> _Assigned task_: One exact copy of the listing, minus the images, is the required answer.

> _Records supplied_:
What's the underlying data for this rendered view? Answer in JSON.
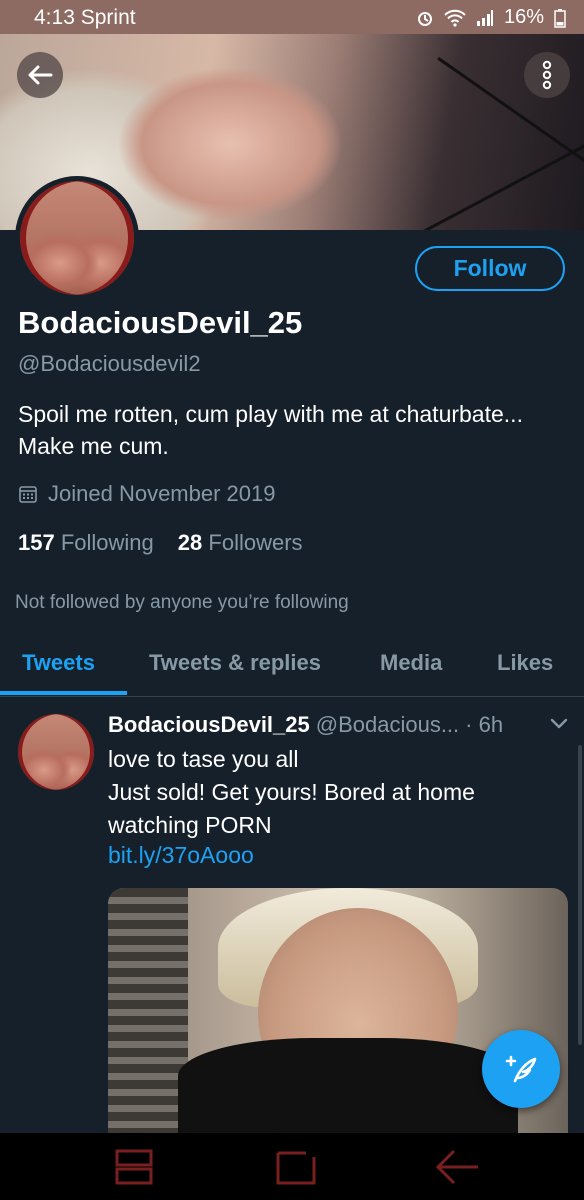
{
  "status_bar": {
    "time": "4:13",
    "carrier": "Sprint",
    "battery": "16%"
  },
  "profile": {
    "display_name": "BodaciousDevil_25",
    "handle": "@Bodaciousdevil2",
    "bio_line1": "Spoil me rotten, cum play with me at chaturbate...",
    "bio_line2": "Make me cum.",
    "joined": "Joined November 2019",
    "following_count": "157",
    "following_label": "Following",
    "followers_count": "28",
    "followers_label": "Followers",
    "not_followed": "Not followed by anyone you’re following",
    "follow_label": "Follow"
  },
  "tabs": [
    {
      "label": "Tweets",
      "active": true
    },
    {
      "label": "Tweets & replies",
      "active": false
    },
    {
      "label": "Media",
      "active": false
    },
    {
      "label": "Likes",
      "active": false
    }
  ],
  "tweet": {
    "name": "BodaciousDevil_25",
    "handle": "@Bodacious...",
    "time": "· 6h",
    "line1": "love to tase you all",
    "line2": "Just sold! Get yours! Bored at home",
    "line3": "watching PORN",
    "link": "bit.ly/37oAooo"
  },
  "colors": {
    "accent": "#1da1f2",
    "background": "#15202b",
    "secondary_text": "#8899a6"
  },
  "icons": [
    "back-arrow-icon",
    "more-vertical-icon",
    "calendar-icon",
    "chevron-down-icon",
    "compose-tweet-icon",
    "recent-apps-icon",
    "home-icon",
    "nav-back-icon",
    "alarm-icon",
    "wifi-icon",
    "signal-icon",
    "battery-icon"
  ]
}
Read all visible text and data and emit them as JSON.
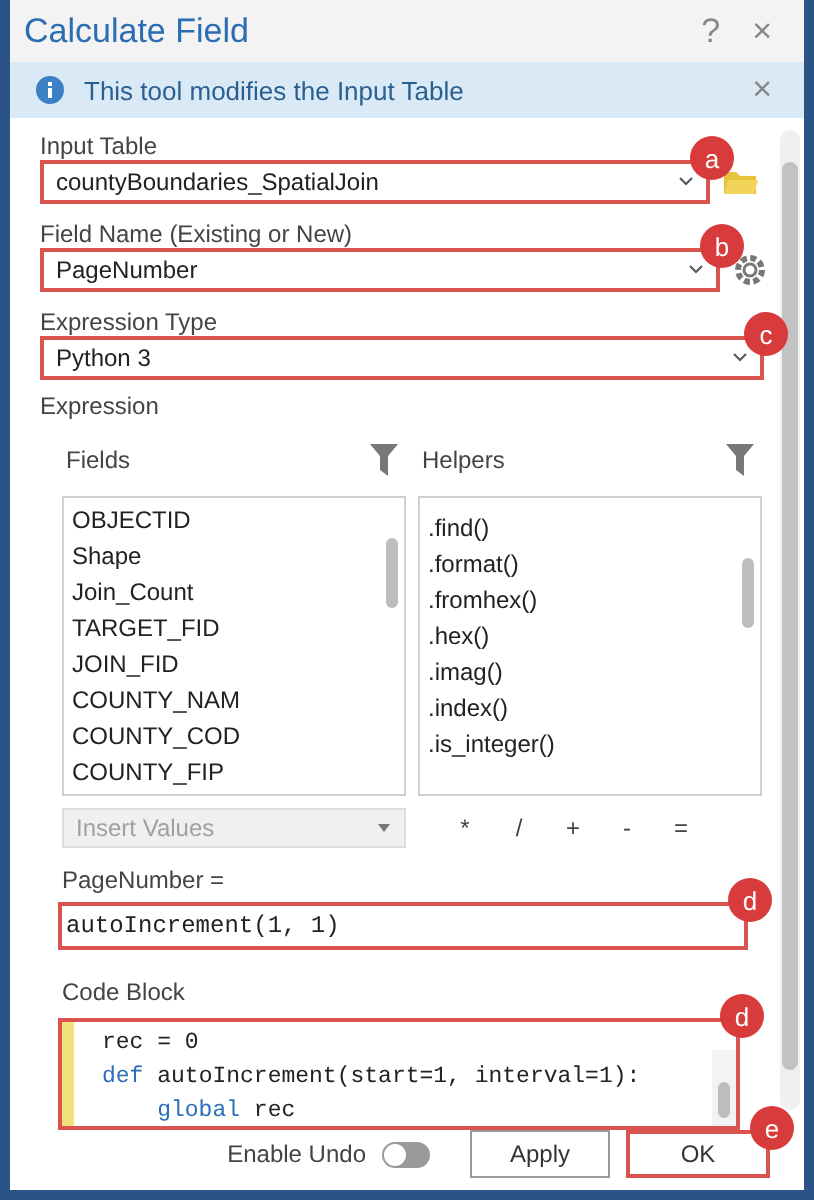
{
  "window": {
    "title": "Calculate Field",
    "help": "?",
    "close": "×"
  },
  "info_bar": {
    "message": "This tool modifies the Input Table",
    "close": "×"
  },
  "input_table": {
    "label": "Input Table",
    "value": "countyBoundaries_SpatialJoin",
    "callout": "a"
  },
  "field_name": {
    "label": "Field Name (Existing or New)",
    "value": "PageNumber",
    "callout": "b"
  },
  "expression_type": {
    "label": "Expression Type",
    "value": "Python 3",
    "callout": "c"
  },
  "expression": {
    "label": "Expression",
    "fields": {
      "label": "Fields",
      "items": [
        "OBJECTID",
        "Shape",
        "Join_Count",
        "TARGET_FID",
        "JOIN_FID",
        "COUNTY_NAM",
        "COUNTY_COD",
        "COUNTY_FIP"
      ]
    },
    "helpers": {
      "label": "Helpers",
      "items": [
        ".find()",
        ".format()",
        ".fromhex()",
        ".hex()",
        ".imag()",
        ".index()",
        ".is_integer()"
      ]
    },
    "insert_values": {
      "placeholder": "Insert Values",
      "disabled": true
    },
    "operators": [
      "*",
      "/",
      "+",
      "-",
      "="
    ],
    "target_label": "PageNumber =",
    "value": "autoIncrement(1, 1)",
    "callout": "d"
  },
  "code_block": {
    "label": "Code Block",
    "callout": "d",
    "lines": [
      [
        {
          "kind": "plain",
          "text": "rec = 0"
        }
      ],
      [
        {
          "kind": "keyword",
          "text": "def"
        },
        {
          "kind": "plain",
          "text": " autoIncrement(start=1, interval=1):"
        }
      ],
      [
        {
          "kind": "indent"
        },
        {
          "kind": "keyword",
          "text": "global"
        },
        {
          "kind": "plain",
          "text": " rec"
        }
      ]
    ]
  },
  "footer": {
    "enable_undo": {
      "label": "Enable Undo",
      "on": false
    },
    "apply": "Apply",
    "ok": "OK",
    "ok_callout": "e"
  }
}
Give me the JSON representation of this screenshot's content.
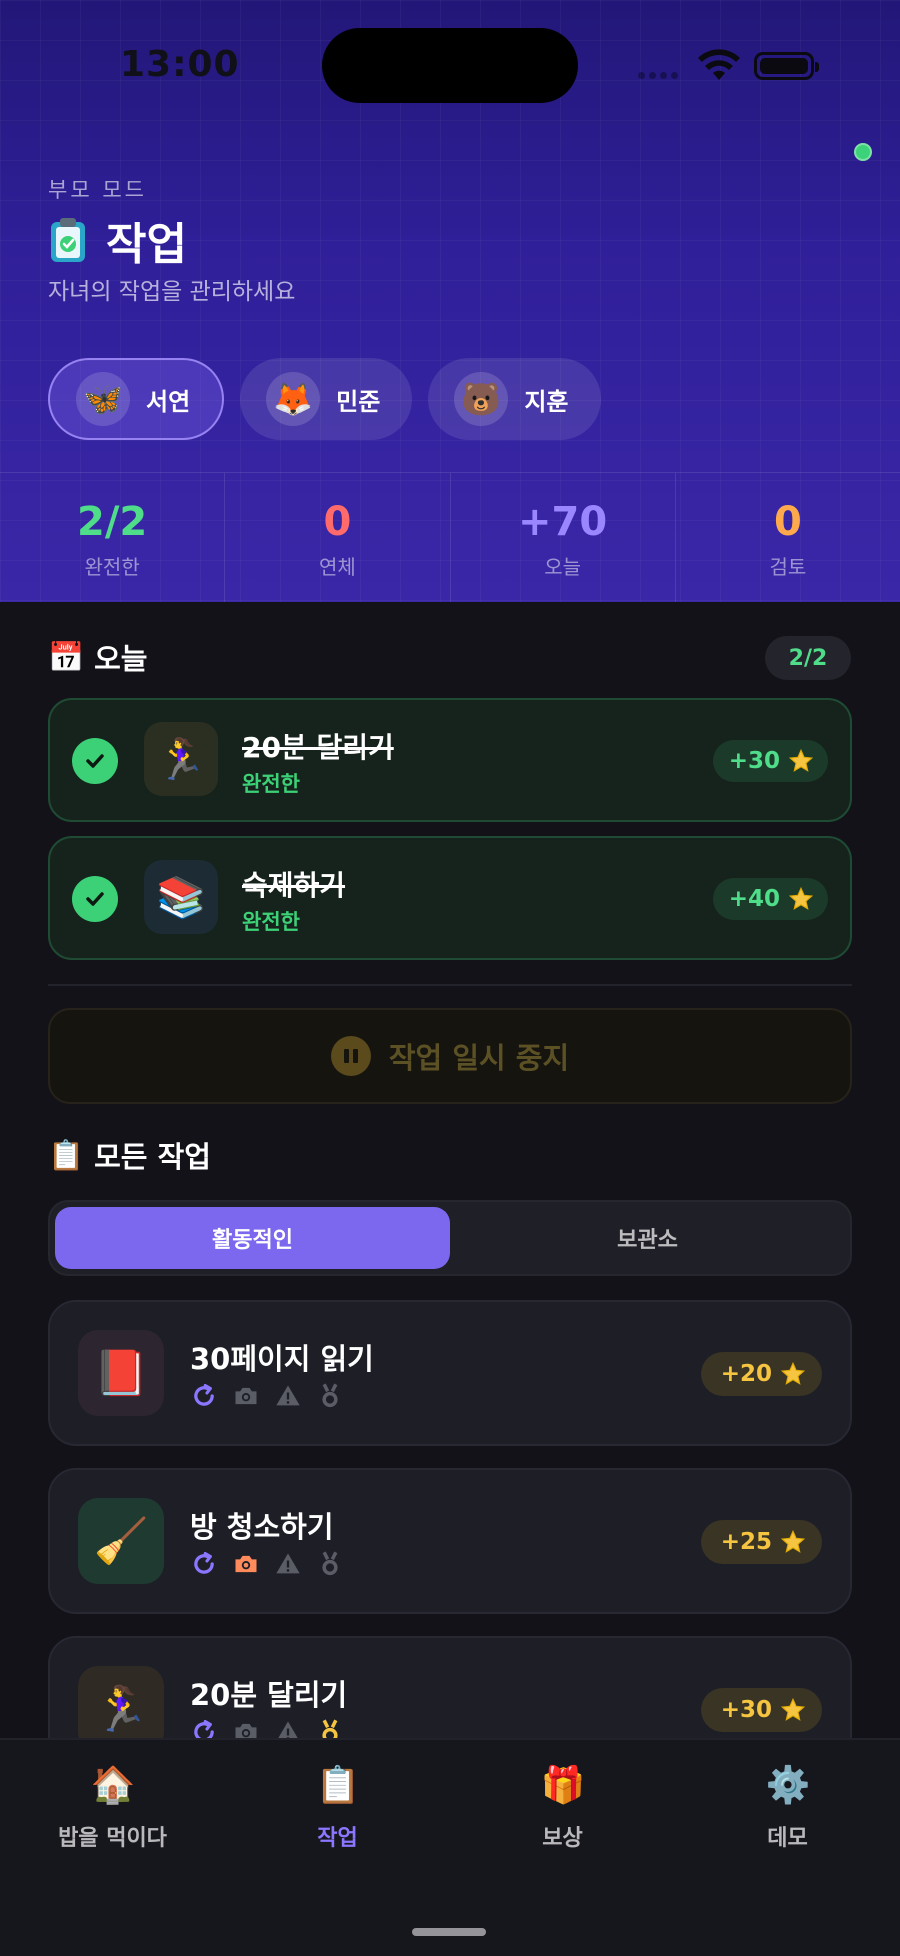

> _Task result_:
What's the underlying data for this rendered view? Answer in JSON.
{
  "status_bar": {
    "time": "4:13",
    "carrier": "Sprint",
    "battery": "16%"
  },
  "profile": {
    "display_name": "BodaciousDevil_25",
    "handle": "@Bodaciousdevil2",
    "bio_line1": "Spoil me rotten, cum play with me at chaturbate...",
    "bio_line2": "Make me cum.",
    "joined": "Joined November 2019",
    "following_count": "157",
    "following_label": "Following",
    "followers_count": "28",
    "followers_label": "Followers",
    "not_followed": "Not followed by anyone you’re following",
    "follow_label": "Follow"
  },
  "tabs": [
    {
      "label": "Tweets",
      "active": true
    },
    {
      "label": "Tweets & replies",
      "active": false
    },
    {
      "label": "Media",
      "active": false
    },
    {
      "label": "Likes",
      "active": false
    }
  ],
  "tweet": {
    "name": "BodaciousDevil_25",
    "handle": "@Bodacious...",
    "time": "· 6h",
    "line1": "love to tase you all",
    "line2": "Just sold! Get yours! Bored at home",
    "line3": "watching PORN",
    "link": "bit.ly/37oAooo"
  },
  "colors": {
    "accent": "#1da1f2",
    "background": "#15202b",
    "secondary_text": "#8899a6"
  },
  "icons": [
    "back-arrow-icon",
    "more-vertical-icon",
    "calendar-icon",
    "chevron-down-icon",
    "compose-tweet-icon",
    "recent-apps-icon",
    "home-icon",
    "nav-back-icon",
    "alarm-icon",
    "wifi-icon",
    "signal-icon",
    "battery-icon"
  ]
}
Read all visible text and data and emit them as JSON.
{
  "window": {
    "title": "Calculate Field",
    "help": "?",
    "close": "×"
  },
  "info_bar": {
    "message": "This tool modifies the Input Table",
    "close": "×"
  },
  "input_table": {
    "label": "Input Table",
    "value": "countyBoundaries_SpatialJoin",
    "callout": "a"
  },
  "field_name": {
    "label": "Field Name (Existing or New)",
    "value": "PageNumber",
    "callout": "b"
  },
  "expression_type": {
    "label": "Expression Type",
    "value": "Python 3",
    "callout": "c"
  },
  "expression": {
    "label": "Expression",
    "fields": {
      "label": "Fields",
      "items": [
        "OBJECTID",
        "Shape",
        "Join_Count",
        "TARGET_FID",
        "JOIN_FID",
        "COUNTY_NAM",
        "COUNTY_COD",
        "COUNTY_FIP"
      ]
    },
    "helpers": {
      "label": "Helpers",
      "items": [
        ".find()",
        ".format()",
        ".fromhex()",
        ".hex()",
        ".imag()",
        ".index()",
        ".is_integer()"
      ]
    },
    "insert_values": {
      "placeholder": "Insert Values",
      "disabled": true
    },
    "operators": [
      "*",
      "/",
      "+",
      "-",
      "="
    ],
    "target_label": "PageNumber =",
    "value": "autoIncrement(1, 1)",
    "callout": "d"
  },
  "code_block": {
    "label": "Code Block",
    "callout": "d",
    "lines": [
      [
        {
          "kind": "plain",
          "text": "rec = 0"
        }
      ],
      [
        {
          "kind": "keyword",
          "text": "def"
        },
        {
          "kind": "plain",
          "text": " autoIncrement(start=1, interval=1):"
        }
      ],
      [
        {
          "kind": "indent"
        },
        {
          "kind": "keyword",
          "text": "global"
        },
        {
          "kind": "plain",
          "text": " rec"
        }
      ]
    ]
  },
  "footer": {
    "enable_undo": {
      "label": "Enable Undo",
      "on": false
    },
    "apply": "Apply",
    "ok": "OK",
    "ok_callout": "e"
  }
}
Give me the JSON representation of this screenshot's content.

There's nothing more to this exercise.